October 4, 1999
The Cedarcrest Red Wolves played their most complete game of the season, but it wasn't enough against the #6 team in the state, the Bellevue Wolverines.
The game was almost over before it started as Bellevue's Lane Johnson ran back the opening kickoff 93 yards. Only 12 seconds into the contest it was 7-0 Wolverines.
Cedarcrest got the ball again and this time ran only two plays before disaster struck. Bellevue blitzed up the middle and forced a fumble by quarterback Nick Rich, which was returned for another quick score, and with only 1:18 gone in the game, it was 14-0 Bellevue.
From there, it was a completely different game, as Cedarcrest buckled down and started to play Red Wolf football. Bellevue stopped Cedarcrest on the series and forced a punt. Being overly aggressive has been the trademark of the Wolverines, and this time, a roughing the punter penalty on the Kingco 3A second-leading punter Nate McLallin gave the Red Wolves the ball at their own 42.
From there, it was the Michael Smith show. The lanky receiver showed his all-star form as he went up over a single defender at the 40 and pulled in the Rich pass with ease over the outmatched cornerback and then sprinted to the end zone for a quick Cedarcrest score after a gain of 58 yards. With 7:12 remaining in the first quarter, it was 14-6 Wolverines.
Bellevue drove deep into Red Wolf territory, but was twice stopped short of paydirt by the linebacking corps of Colin Guthrie and Tyson Brown. Bellevue did punch it across, and with 5:59 remaining in the half, it was 28-6 Bellevue.
Morgan Henly gave Cedarcrest their best starting field position with a nifty return out to the 48-yard line. After an exchange of field position, Cedarcrest had the ball at their own 39 with 1:29 left in the half. A quick drive set up by a pass from Casey Pettersen to Smith down to the 35 set up the Red Wolves again. A halfback pass from Jed Dern and some WWF Wrestling by Smith at the goal line, as he took the ball away from the Wolverine defender, gave Cedarcrest their second score of the half. A failed 2-point conversion, and the score was 28-12.
After the kick was recovered by Curtis Coe with 34 seconds to go in the half, an unfortunate offensive pass interference call on Smith moved Cedarcrest out of scoring position, and although they completed a pass to Matt Geiger down the left side, after some strong running and slick moves, he was stopped at the Wolverine 2 as time expired.
In the second half, Stosich was a wrecking crew for the Wolverines. He scored on long runs to keep the Suburbanites ahead in the contest.
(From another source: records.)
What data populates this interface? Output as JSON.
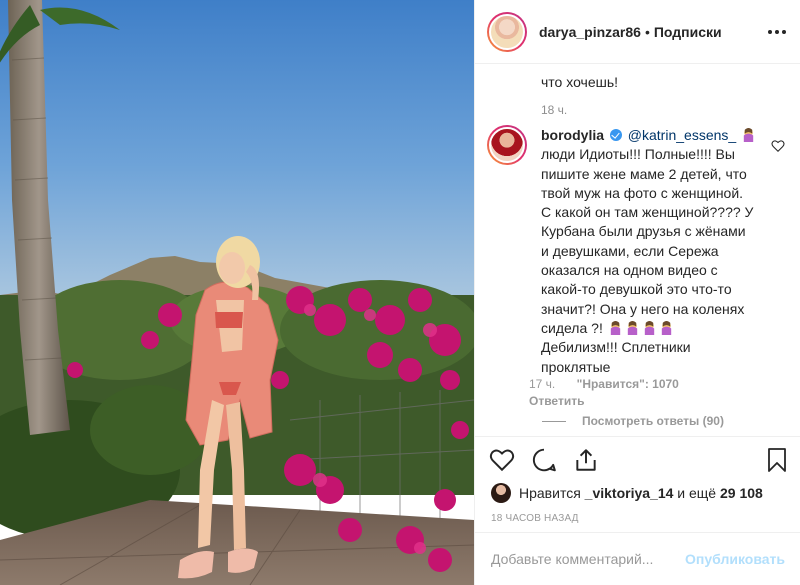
{
  "post": {
    "author": "darya_pinzar86",
    "separator": "•",
    "follow_label": "Подписки",
    "more_icon": "more-horizontal-icon"
  },
  "previous_comment": {
    "tail_text": "что хочешь!",
    "time": "18 ч."
  },
  "comment": {
    "username": "borodylia",
    "verified": true,
    "mention": "@katrin_essens_",
    "text_lines": [
      "люди Идиоты!!! Полные!!!! Вы",
      "пишите жене маме 2 детей, что",
      "твой муж на фото с женщиной.",
      "С какой он там женщиной???? У",
      "Курбана были друзья с жёнами",
      "и девушками, если Сережа",
      "оказался на одном видео с",
      "какой-то девушкой это что-то",
      "значит?! Она у него на коленях",
      "сидела ?!"
    ],
    "end_line_1": "Дебилизм!!! Сплетники",
    "end_line_2": "проклятые",
    "time": "17 ч.",
    "likes_label": "\"Нравится\": 1070",
    "reply_label": "Ответить",
    "view_replies": "Посмотреть ответы (90)",
    "emoji_name": "woman-facepalming-emoji"
  },
  "actions": {
    "like_icon": "heart-icon",
    "comment_icon": "comment-icon",
    "share_icon": "share-icon",
    "save_icon": "bookmark-icon"
  },
  "likes": {
    "prefix": "Нравится",
    "user": "_viktoriya_14",
    "middle": "и ещё",
    "count": "29 108"
  },
  "timestamp": "18 ЧАСОВ НАЗАД",
  "comment_input": {
    "placeholder": "Добавьте комментарий...",
    "publish_label": "Опубликовать"
  },
  "colors": {
    "accent_link": "#003569",
    "verified": "#3897f0",
    "publish_disabled": "#b2dffc",
    "muted": "#999999"
  }
}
Cedarcrest played tough, and with several scoring opportunities available, they made the most of them, as Smith converted 14 receptions into 274 yards and 4 touchdowns to pace the Red Wolf offense to their best productivity of the season. Overall, the Red Wolves combined for 326 yards passing for their highest yardage total of the season.
Late-game heroics by the Cedarcrest defense kept the Wolverine offense out of the end zone for the final 9:38 of the contest. A notable play for the defensive side was a solo tackle by senior Del Brammer, as Bellevue ran the sweep around right end which had been very successful for them all night long. Brammer played off the block and took the ball carrier down for a rare no-gain on the play.
Cedarcrest made a gallant try, but just could not overcome the 14-point cushion they extended to the hosts when the game started. Looking back at the effort the hometown squad gave, coach Art Kuhne commented, "Those kids played their hearts out. We've gotten better over the past week, and we have been improving every week of the season."
When asked about Mercer Island and the annual homecoming game at Howard Miller Field next week, Kuhne would only say, "Better look out."
With the improvement of this team from the beginning of the season until now, I can believe that they will play very well next week, and as the prognosticators are wont to say, "Any given Friday Night, any team can beat any other team." Maybe it is the Red Wolves' turn on top of the food chain.